━━━━━ PROVIDED DATA ━━━━━
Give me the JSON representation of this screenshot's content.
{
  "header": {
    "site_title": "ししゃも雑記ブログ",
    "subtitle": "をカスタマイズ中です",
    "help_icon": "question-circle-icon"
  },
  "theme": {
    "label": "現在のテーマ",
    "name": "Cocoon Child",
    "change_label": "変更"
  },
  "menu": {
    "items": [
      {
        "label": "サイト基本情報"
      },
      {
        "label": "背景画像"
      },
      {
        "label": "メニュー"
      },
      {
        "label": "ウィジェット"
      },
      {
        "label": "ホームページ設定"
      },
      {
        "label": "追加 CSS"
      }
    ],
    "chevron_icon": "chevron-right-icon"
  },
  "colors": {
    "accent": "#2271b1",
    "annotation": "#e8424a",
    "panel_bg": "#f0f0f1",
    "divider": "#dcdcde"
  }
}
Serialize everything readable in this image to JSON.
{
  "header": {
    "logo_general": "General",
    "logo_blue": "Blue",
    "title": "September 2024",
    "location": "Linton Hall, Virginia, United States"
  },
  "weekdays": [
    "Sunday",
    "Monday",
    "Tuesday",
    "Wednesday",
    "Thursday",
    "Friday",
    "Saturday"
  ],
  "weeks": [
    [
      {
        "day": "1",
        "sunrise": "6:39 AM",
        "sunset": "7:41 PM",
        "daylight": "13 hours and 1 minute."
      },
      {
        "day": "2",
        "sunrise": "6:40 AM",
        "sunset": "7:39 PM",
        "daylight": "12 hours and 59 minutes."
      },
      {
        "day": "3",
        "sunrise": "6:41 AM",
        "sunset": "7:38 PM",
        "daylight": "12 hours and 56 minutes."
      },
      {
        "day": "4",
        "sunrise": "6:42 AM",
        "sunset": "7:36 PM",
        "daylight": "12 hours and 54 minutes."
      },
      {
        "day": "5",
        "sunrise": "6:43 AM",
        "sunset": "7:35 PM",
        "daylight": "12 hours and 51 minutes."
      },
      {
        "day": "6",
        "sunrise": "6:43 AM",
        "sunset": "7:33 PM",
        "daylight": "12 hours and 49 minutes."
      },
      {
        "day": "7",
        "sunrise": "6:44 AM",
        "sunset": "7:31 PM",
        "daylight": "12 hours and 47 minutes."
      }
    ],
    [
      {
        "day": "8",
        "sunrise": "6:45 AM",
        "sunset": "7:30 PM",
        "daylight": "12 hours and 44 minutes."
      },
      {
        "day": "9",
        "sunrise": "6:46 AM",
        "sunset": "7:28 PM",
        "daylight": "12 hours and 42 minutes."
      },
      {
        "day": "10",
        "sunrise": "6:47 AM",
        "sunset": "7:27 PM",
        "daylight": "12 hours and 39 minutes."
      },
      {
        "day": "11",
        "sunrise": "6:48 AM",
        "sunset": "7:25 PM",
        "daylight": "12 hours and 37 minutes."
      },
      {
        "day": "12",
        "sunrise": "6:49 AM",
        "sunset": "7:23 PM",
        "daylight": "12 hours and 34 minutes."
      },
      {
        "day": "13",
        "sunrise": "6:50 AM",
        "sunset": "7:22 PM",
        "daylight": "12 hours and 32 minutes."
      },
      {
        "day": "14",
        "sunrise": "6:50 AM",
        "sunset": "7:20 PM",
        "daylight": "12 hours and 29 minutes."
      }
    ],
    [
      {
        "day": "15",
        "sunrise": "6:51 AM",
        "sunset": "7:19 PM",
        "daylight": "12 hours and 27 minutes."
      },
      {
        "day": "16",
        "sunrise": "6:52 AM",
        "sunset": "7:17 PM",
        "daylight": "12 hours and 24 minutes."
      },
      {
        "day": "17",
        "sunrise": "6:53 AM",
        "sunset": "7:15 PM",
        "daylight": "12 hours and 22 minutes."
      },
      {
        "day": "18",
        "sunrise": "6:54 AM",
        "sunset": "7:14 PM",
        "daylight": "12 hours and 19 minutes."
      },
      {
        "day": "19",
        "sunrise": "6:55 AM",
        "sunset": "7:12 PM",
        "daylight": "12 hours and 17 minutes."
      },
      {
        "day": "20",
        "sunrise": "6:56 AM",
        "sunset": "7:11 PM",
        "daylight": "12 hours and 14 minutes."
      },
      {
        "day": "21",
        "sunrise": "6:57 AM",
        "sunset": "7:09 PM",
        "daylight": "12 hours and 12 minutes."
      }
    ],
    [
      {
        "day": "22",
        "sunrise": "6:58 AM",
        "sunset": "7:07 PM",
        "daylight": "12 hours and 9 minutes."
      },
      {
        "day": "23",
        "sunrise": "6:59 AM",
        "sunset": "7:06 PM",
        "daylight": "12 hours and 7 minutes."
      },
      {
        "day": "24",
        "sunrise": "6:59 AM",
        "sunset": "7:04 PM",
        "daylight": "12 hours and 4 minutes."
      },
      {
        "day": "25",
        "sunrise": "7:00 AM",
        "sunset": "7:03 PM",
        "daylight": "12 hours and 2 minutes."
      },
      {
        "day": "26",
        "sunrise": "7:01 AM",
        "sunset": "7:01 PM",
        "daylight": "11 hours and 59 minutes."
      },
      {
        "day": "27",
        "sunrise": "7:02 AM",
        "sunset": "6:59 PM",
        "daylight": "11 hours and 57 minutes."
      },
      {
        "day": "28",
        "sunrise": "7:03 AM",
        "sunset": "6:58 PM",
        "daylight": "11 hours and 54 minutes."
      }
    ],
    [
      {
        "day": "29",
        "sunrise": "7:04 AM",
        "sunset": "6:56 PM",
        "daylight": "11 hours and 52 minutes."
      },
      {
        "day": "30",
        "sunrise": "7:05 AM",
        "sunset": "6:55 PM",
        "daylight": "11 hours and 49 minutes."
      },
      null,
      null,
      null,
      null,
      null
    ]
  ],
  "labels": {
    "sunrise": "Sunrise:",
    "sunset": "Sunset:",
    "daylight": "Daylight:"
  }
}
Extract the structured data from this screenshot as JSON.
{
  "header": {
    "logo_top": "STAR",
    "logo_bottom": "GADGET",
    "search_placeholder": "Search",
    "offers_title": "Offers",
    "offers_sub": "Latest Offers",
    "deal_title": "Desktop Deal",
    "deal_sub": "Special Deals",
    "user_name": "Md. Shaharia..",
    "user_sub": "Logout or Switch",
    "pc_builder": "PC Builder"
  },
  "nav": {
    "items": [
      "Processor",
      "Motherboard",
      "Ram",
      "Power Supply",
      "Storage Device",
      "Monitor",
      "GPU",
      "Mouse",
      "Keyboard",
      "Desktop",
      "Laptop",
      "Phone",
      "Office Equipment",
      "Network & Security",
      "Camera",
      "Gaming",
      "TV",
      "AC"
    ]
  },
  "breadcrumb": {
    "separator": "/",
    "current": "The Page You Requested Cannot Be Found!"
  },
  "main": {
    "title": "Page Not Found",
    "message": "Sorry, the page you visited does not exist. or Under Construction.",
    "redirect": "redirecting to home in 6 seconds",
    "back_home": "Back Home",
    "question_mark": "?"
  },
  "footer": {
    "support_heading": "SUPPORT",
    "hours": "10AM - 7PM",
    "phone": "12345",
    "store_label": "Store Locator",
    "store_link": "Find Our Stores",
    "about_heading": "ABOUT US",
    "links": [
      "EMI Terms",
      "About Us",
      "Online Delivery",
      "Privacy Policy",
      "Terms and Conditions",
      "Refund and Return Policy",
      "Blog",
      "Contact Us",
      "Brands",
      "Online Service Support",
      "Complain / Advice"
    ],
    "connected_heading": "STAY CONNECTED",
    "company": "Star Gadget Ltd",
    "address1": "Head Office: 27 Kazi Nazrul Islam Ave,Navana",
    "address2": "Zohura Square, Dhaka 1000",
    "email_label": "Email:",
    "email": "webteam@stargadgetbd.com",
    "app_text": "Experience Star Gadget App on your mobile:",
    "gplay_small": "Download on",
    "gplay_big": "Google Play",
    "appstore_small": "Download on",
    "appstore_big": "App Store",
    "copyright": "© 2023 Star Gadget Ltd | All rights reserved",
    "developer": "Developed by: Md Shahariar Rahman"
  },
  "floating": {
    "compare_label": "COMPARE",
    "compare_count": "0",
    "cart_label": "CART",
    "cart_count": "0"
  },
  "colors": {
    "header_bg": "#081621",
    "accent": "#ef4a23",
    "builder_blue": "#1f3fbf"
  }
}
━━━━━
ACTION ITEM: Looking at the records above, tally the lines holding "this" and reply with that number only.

SOLUTION TO THE PROBLEM: 3